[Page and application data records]
==*==

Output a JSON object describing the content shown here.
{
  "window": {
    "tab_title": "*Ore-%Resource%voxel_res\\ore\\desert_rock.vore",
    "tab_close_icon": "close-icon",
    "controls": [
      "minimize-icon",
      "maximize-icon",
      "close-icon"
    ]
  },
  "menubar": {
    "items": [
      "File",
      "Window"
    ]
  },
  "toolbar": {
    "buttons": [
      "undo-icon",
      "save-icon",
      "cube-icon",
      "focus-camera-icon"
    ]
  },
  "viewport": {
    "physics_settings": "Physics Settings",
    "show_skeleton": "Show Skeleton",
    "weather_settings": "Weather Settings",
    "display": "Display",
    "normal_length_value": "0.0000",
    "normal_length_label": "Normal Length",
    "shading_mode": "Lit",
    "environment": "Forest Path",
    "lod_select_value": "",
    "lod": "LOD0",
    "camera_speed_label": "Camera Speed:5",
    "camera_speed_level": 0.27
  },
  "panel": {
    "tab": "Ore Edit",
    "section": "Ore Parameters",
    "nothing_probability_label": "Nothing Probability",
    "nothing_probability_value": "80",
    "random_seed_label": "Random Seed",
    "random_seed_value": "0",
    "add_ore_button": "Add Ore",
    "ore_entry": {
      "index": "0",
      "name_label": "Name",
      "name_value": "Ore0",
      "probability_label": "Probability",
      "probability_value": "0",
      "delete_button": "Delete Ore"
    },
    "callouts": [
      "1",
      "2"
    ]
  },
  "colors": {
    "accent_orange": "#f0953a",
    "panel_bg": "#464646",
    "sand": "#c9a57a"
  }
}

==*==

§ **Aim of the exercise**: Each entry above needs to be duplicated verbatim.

§ **Final answer**:
Output a JSON object describing the content shown here.
{
  "window": {
    "tab_title": "*Ore-%Resource%voxel_res\\ore\\desert_rock.vore",
    "tab_close_icon": "close-icon",
    "controls": [
      "minimize-icon",
      "maximize-icon",
      "close-icon"
    ]
  },
  "menubar": {
    "items": [
      "File",
      "Window"
    ]
  },
  "toolbar": {
    "buttons": [
      "undo-icon",
      "save-icon",
      "cube-icon",
      "focus-camera-icon"
    ]
  },
  "viewport": {
    "physics_settings": "Physics Settings",
    "show_skeleton": "Show Skeleton",
    "weather_settings": "Weather Settings",
    "display": "Display",
    "normal_length_value": "0.0000",
    "normal_length_label": "Normal Length",
    "shading_mode": "Lit",
    "environment": "Forest Path",
    "lod_select_value": "",
    "lod": "LOD0",
    "camera_speed_label": "Camera Speed:5",
    "camera_speed_level": 0.27
  },
  "panel": {
    "tab": "Ore Edit",
    "section": "Ore Parameters",
    "nothing_probability_label": "Nothing Probability",
    "nothing_probability_value": "80",
    "random_seed_label": "Random Seed",
    "random_seed_value": "0",
    "add_ore_button": "Add Ore",
    "ore_entry": {
      "index": "0",
      "name_label": "Name",
      "name_value": "Ore0",
      "probability_label": "Probability",
      "probability_value": "0",
      "delete_button": "Delete Ore"
    },
    "callouts": [
      "1",
      "2"
    ]
  },
  "colors": {
    "accent_orange": "#f0953a",
    "panel_bg": "#464646",
    "sand": "#c9a57a"
  }
}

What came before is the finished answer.